Good Practice in Antimicrobial Prescribing

The aim of providing empirical antibiotic prescribing guidance is to achieve two related aims:

  • Ensure effective treatment for an unwell patient by delivering antibiotics active against the pathogens most likely to be present
  • Avoid over-use of broad-spectrum antibiotics, which can promote antimicrobial resistance and thus make infections much more difficult to treat, as well as causing unwanted side-effects for the patient such as Clostridium difficile infection

When prescribing antibiotics:

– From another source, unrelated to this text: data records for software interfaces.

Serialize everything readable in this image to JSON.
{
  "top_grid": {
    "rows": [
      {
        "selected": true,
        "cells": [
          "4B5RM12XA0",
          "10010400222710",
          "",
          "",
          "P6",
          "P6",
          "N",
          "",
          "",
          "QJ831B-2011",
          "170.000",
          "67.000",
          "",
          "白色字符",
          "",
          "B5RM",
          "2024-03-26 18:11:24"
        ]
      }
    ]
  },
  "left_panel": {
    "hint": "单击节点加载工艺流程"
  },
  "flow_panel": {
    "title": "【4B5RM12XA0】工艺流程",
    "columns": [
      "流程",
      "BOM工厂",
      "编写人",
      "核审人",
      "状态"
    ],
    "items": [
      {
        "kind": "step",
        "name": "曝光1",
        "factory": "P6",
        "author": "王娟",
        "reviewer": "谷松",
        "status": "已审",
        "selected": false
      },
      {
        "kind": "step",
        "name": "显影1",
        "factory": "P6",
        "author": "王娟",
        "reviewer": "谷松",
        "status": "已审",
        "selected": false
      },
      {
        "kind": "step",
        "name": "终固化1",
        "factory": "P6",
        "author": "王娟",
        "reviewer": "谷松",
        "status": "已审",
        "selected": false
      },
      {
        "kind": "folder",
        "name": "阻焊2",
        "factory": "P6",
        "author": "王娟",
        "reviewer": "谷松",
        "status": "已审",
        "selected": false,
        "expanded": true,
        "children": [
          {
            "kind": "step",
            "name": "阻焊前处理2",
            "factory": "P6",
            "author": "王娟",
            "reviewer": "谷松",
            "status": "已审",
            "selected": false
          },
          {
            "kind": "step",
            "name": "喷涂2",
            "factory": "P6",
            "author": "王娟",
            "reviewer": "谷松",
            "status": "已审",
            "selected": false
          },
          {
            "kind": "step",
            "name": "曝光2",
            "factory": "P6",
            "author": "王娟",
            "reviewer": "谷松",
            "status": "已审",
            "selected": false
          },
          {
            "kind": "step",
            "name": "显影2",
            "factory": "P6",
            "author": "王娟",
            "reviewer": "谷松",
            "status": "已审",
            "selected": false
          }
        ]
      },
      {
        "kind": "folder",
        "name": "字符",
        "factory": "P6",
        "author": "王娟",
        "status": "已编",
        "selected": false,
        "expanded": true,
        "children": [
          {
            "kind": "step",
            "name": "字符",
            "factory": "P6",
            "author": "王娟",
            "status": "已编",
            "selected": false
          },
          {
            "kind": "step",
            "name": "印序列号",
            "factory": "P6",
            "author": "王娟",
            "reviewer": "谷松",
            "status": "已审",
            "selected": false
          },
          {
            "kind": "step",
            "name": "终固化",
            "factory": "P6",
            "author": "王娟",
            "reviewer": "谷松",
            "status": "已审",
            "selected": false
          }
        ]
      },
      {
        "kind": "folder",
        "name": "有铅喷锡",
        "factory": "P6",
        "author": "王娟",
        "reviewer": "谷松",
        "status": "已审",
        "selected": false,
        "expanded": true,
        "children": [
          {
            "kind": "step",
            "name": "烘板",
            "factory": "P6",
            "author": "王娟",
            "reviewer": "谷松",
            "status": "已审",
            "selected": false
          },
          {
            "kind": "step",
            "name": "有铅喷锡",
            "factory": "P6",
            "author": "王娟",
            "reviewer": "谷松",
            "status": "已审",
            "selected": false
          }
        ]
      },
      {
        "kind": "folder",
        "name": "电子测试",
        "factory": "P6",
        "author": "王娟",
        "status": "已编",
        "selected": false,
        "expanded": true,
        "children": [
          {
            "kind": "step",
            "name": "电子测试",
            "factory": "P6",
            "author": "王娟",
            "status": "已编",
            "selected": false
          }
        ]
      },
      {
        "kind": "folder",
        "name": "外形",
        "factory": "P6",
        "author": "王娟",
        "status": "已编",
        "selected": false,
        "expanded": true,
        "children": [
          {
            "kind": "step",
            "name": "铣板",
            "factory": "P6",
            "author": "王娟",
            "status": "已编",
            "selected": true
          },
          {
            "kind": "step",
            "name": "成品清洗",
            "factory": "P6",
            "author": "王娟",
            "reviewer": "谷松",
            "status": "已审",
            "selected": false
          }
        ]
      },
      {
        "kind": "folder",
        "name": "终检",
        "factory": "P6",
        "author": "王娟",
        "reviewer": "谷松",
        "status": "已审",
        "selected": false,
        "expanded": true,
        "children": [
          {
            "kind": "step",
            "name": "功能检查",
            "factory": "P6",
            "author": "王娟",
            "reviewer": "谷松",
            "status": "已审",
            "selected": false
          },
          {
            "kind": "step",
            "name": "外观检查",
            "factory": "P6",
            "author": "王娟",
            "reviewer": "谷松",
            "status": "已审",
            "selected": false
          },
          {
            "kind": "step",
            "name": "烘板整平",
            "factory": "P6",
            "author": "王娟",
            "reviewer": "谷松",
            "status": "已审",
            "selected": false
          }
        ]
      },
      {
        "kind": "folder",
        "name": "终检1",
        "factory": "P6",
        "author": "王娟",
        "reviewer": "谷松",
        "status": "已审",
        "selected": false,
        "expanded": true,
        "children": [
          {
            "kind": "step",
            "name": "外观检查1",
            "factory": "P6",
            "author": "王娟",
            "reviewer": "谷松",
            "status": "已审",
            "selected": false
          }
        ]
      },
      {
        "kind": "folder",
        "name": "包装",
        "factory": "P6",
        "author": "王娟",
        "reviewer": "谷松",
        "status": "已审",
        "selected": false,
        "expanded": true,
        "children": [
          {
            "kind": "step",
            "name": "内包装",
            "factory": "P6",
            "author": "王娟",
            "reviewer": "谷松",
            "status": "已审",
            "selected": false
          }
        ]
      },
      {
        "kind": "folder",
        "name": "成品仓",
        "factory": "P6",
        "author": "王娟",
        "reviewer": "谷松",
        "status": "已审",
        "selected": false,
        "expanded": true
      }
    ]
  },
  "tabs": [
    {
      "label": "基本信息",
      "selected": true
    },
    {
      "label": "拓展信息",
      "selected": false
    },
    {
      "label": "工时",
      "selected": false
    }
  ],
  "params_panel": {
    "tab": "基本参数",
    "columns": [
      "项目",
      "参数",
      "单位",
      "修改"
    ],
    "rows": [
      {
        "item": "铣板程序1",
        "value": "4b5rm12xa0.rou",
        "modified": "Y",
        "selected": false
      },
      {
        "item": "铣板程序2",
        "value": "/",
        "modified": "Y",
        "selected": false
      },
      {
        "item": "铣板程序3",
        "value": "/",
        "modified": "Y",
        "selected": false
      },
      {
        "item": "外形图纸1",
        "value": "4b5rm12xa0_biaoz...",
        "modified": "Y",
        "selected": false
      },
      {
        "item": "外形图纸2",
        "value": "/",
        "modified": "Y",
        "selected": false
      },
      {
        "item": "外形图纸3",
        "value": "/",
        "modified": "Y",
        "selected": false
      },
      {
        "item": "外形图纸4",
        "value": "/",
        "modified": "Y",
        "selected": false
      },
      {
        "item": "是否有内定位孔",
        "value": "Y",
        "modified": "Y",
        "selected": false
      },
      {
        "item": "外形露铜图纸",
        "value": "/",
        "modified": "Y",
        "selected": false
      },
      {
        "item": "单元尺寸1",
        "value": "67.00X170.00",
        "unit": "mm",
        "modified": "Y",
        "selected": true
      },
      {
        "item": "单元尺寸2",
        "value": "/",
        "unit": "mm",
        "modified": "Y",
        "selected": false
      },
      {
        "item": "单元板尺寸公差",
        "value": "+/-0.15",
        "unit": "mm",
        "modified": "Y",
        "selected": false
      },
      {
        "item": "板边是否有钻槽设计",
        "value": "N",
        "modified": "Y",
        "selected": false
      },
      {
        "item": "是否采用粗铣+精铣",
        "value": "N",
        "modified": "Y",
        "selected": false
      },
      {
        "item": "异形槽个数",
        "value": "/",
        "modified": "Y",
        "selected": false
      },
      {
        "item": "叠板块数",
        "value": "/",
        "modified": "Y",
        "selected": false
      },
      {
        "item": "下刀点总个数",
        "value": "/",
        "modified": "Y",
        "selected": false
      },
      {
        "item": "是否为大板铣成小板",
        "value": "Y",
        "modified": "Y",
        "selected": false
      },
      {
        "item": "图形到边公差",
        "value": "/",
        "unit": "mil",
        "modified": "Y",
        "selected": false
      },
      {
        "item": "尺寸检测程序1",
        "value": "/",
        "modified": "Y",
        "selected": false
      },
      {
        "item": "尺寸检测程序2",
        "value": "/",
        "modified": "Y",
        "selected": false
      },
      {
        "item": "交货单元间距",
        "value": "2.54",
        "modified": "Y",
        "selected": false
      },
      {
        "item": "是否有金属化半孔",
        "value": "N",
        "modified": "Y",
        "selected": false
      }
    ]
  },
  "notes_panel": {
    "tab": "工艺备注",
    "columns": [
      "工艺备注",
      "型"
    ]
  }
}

  • Follow these empirical guidelines
    • These are based partly on national guidance and partly on known sensitivity patterns amongst local isolates
  • Culture before starting antibiotics
    • Identifying the pathogen responsible allows you to switch to focused treatment sooner
  • Review all IV antibiotic prescriptions within 48-72 hours
    • Is the diagnosis of infection secure, or is something else causing this illness?
    • Can you narrow treatment based on clinical findings or results from cultures?
    • If antibiotics are still needed, has the patient improved enough to switch to oral therapy?
  • Don’t exceed the course length advised